> [Instructions to follow] Read the listing below. Then repeat it exactly.

____________

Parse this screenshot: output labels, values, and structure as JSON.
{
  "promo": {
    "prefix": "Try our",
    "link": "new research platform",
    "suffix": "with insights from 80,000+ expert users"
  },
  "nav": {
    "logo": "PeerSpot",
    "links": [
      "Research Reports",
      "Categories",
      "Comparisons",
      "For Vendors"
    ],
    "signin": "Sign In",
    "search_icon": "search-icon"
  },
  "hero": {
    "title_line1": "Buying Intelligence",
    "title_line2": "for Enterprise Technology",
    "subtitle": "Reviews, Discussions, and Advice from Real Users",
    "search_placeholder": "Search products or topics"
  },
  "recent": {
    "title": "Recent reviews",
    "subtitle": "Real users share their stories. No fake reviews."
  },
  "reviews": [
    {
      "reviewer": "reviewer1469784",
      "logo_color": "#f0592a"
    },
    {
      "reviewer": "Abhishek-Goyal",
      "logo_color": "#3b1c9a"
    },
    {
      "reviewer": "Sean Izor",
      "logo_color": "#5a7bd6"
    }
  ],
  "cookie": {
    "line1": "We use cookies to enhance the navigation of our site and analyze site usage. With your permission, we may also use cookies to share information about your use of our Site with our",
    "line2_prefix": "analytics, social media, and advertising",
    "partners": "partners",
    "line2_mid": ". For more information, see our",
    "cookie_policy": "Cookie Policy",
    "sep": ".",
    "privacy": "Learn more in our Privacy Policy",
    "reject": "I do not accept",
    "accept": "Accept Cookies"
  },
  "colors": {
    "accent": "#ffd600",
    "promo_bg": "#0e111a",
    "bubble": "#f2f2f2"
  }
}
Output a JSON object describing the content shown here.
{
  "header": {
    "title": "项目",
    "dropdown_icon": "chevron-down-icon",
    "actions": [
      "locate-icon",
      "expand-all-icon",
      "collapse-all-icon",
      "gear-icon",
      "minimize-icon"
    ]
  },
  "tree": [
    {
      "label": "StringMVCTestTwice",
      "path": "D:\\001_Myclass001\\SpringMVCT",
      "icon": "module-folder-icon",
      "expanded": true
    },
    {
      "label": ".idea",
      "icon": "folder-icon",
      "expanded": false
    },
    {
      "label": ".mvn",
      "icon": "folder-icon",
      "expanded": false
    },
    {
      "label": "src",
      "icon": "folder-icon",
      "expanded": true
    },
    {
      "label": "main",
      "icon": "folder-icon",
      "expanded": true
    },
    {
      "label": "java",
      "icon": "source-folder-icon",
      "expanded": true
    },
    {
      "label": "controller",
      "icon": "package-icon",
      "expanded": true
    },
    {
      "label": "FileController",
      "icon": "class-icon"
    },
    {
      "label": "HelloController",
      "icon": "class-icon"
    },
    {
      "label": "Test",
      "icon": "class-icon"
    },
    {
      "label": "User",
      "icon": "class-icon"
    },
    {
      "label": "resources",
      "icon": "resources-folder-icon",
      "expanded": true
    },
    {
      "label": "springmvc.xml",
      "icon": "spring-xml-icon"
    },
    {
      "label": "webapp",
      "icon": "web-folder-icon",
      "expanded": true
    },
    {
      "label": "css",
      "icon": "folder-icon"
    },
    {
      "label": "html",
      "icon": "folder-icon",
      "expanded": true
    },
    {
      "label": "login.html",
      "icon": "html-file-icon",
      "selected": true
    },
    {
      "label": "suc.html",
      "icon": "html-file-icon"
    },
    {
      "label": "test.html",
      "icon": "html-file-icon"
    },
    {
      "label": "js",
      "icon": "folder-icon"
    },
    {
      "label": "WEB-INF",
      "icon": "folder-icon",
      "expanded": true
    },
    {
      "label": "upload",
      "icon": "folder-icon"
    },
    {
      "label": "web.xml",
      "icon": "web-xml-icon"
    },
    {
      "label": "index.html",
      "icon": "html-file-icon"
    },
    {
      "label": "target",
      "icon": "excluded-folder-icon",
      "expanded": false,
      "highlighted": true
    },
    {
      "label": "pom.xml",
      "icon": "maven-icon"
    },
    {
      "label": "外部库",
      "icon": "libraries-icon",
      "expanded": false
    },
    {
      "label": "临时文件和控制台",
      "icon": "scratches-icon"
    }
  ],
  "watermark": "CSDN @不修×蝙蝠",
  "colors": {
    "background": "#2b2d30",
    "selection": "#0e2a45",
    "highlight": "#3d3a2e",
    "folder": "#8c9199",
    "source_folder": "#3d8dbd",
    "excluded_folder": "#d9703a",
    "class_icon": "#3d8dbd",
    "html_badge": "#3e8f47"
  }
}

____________

> [Solved problem]
Parse this screenshot: output labels, values, and structure as JSON.
{
  "promo": {
    "prefix": "Try our",
    "link": "new research platform",
    "suffix": "with insights from 80,000+ expert users"
  },
  "nav": {
    "logo": "PeerSpot",
    "links": [
      "Research Reports",
      "Categories",
      "Comparisons",
      "For Vendors"
    ],
    "signin": "Sign In",
    "search_icon": "search-icon"
  },
  "hero": {
    "title_line1": "Buying Intelligence",
    "title_line2": "for Enterprise Technology",
    "subtitle": "Reviews, Discussions, and Advice from Real Users",
    "search_placeholder": "Search products or topics"
  },
  "recent": {
    "title": "Recent reviews",
    "subtitle": "Real users share their stories. No fake reviews."
  },
  "reviews": [
    {
      "reviewer": "reviewer1469784",
      "logo_color": "#f0592a"
    },
    {
      "reviewer": "Abhishek-Goyal",
      "logo_color": "#3b1c9a"
    },
    {
      "reviewer": "Sean Izor",
      "logo_color": "#5a7bd6"
    }
  ],
  "cookie": {
    "line1": "We use cookies to enhance the navigation of our site and analyze site usage. With your permission, we may also use cookies to share information about your use of our Site with our",
    "line2_prefix": "analytics, social media, and advertising",
    "partners": "partners",
    "line2_mid": ". For more information, see our",
    "cookie_policy": "Cookie Policy",
    "sep": ".",
    "privacy": "Learn more in our Privacy Policy",
    "reject": "I do not accept",
    "accept": "Accept Cookies"
  },
  "colors": {
    "accent": "#ffd600",
    "promo_bg": "#0e111a",
    "bubble": "#f2f2f2"
  }
}
Output a JSON object describing the content shown here.
{
  "header": {
    "title": "项目",
    "dropdown_icon": "chevron-down-icon",
    "actions": [
      "locate-icon",
      "expand-all-icon",
      "collapse-all-icon",
      "gear-icon",
      "minimize-icon"
    ]
  },
  "tree": [
    {
      "label": "StringMVCTestTwice",
      "path": "D:\\001_Myclass001\\SpringMVCT",
      "icon": "module-folder-icon",
      "expanded": true
    },
    {
      "label": ".idea",
      "icon": "folder-icon",
      "expanded": false
    },
    {
      "label": ".mvn",
      "icon": "folder-icon",
      "expanded": false
    },
    {
      "label": "src",
      "icon": "folder-icon",
      "expanded": true
    },
    {
      "label": "main",
      "icon": "folder-icon",
      "expanded": true
    },
    {
      "label": "java",
      "icon": "source-folder-icon",
      "expanded": true
    },
    {
      "label": "controller",
      "icon": "package-icon",
      "expanded": true
    },
    {
      "label": "FileController",
      "icon": "class-icon"
    },
    {
      "label": "HelloController",
      "icon": "class-icon"
    },
    {
      "label": "Test",
      "icon": "class-icon"
    },
    {
      "label": "User",
      "icon": "class-icon"
    },
    {
      "label": "resources",
      "icon": "resources-folder-icon",
      "expanded": true
    },
    {
      "label": "springmvc.xml",
      "icon": "spring-xml-icon"
    },
    {
      "label": "webapp",
      "icon": "web-folder-icon",
      "expanded": true
    },
    {
      "label": "css",
      "icon": "folder-icon"
    },
    {
      "label": "html",
      "icon": "folder-icon",
      "expanded": true
    },
    {
      "label": "login.html",
      "icon": "html-file-icon",
      "selected": true
    },
    {
      "label": "suc.html",
      "icon": "html-file-icon"
    },
    {
      "label": "test.html",
      "icon": "html-file-icon"
    },
    {
      "label": "js",
      "icon": "folder-icon"
    },
    {
      "label": "WEB-INF",
      "icon": "folder-icon",
      "expanded": true
    },
    {
      "label": "upload",
      "icon": "folder-icon"
    },
    {
      "label": "web.xml",
      "icon": "web-xml-icon"
    },
    {
      "label": "index.html",
      "icon": "html-file-icon"
    },
    {
      "label": "target",
      "icon": "excluded-folder-icon",
      "expanded": false,
      "highlighted": true
    },
    {
      "label": "pom.xml",
      "icon": "maven-icon"
    },
    {
      "label": "外部库",
      "icon": "libraries-icon",
      "expanded": false
    },
    {
      "label": "临时文件和控制台",
      "icon": "scratches-icon"
    }
  ],
  "watermark": "CSDN @不修×蝙蝠",
  "colors": {
    "background": "#2b2d30",
    "selection": "#0e2a45",
    "highlight": "#3d3a2e",
    "folder": "#8c9199",
    "source_folder": "#3d8dbd",
    "excluded_folder": "#d9703a",
    "class_icon": "#3d8dbd",
    "html_badge": "#3e8f47"
  }
}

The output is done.